Edinburgh 2014: ‘The Owners’ review


To watch Adilkhan Yerzhanov’s The Owners (2014) is to be struck by confusion. A seemingly tragic premise – three siblings (including an epileptic child) inherit their mother’s home only to be thrown out by the aggressive and/or indifferent locals – is interspersed with frivolous singing and dancing. The incongruity of pink vest wearing musical thugs combined with imminent death, conveyed with deadpan delivery will either wear thin quickly or emerge as refreshingly entertaining, depending on your taste. Linking closely with his last feature, 2013’s Constructors, Yerzhanov examines an underdog tale through the experience of John (Aidyn Sakhaman), Yerbol (Yerbolat Yerzhan) and Aliya (Aliya Zainalova).
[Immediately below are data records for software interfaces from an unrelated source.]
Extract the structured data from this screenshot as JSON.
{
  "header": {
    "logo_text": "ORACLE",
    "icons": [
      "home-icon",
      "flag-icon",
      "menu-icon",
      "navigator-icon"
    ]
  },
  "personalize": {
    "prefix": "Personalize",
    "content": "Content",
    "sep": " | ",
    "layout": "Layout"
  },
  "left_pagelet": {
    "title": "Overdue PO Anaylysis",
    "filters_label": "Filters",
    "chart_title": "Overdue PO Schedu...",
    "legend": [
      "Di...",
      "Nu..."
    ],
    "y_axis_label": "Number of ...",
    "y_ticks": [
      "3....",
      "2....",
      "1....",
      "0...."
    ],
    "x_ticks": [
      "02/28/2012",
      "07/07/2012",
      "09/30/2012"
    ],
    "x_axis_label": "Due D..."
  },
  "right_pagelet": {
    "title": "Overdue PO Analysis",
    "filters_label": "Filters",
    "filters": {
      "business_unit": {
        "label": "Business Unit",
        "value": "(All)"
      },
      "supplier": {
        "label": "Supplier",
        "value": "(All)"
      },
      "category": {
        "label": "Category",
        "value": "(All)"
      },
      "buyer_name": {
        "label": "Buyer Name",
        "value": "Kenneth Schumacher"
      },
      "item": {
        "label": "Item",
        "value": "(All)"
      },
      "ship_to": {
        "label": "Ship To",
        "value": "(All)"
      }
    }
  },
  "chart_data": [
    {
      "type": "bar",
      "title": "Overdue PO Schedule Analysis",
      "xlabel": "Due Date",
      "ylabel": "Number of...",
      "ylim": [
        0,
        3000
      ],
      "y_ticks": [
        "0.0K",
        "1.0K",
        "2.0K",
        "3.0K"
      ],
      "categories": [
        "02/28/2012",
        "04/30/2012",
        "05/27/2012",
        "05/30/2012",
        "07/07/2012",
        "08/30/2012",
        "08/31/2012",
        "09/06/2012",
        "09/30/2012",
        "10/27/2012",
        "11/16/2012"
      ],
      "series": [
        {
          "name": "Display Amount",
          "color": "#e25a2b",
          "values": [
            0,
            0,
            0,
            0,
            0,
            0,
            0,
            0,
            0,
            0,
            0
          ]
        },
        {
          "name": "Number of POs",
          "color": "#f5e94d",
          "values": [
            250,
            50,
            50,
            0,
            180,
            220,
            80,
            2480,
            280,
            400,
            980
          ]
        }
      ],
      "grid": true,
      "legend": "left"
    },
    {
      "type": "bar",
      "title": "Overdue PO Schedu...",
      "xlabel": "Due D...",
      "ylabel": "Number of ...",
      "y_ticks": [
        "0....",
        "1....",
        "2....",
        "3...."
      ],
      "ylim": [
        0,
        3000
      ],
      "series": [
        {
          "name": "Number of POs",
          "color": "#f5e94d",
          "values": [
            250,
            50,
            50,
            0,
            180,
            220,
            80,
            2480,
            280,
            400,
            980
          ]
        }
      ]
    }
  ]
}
The trio arrive at their new home and are immediately hassled by the imposing Zhuba (Bauyrzhan Kaptagai) and his ragtag gang of menacing cronies, who claim to have been living at the property for the past ten years. Complaining to the police chief only leads from one beating to another at the hands of Zhuba when John and Yerbol discover that the two are also brothers, and what follows is an escalation of corruption and violence presented as both tragedy and comedy. Key to this tonal balancing act is the film’s striking aesthetic seriousness, as director of photography Yerkinbek Ptyraliyev employs a semi-artificial approach to lighting. In one striking example, a man to whom John owes money, confronts Yerbol under the glow of a street light against the backdrop of a rolling hillside.

At the same time, the palette of washed out ochre, greys and blues presents a startling melancholic authenticity that makes The Owners inherently cinematic. Much of the action is also performed wordlessly, whilst musical numbers abound, either within the context of a scene, such as a birthday party, or as a seemingly innocuous accompaniment to each miserable turn in the plot. As performed by Zhuba’s gang, they serve the function of a chorus line, made up of two pink fairies (one wonders how benign a reference they are), a suit-wearing pianist, and a strong man – all mute and limited emotionally to expressions either happy or sad. The overall effect of The Owners is in the end both poignant and ridiculous, in the sense that we witness an entire village fail Yerbol’s family – which proves deeply moving down to his last effort for redemption – and through their song and dance, the film makes a sincere comment on the futility of bureaucracy.

The 68th Edinburgh Film Festival takes place from 18-29 June 2014. For more of our EIFF coverage, follow this link.

Harriet Warman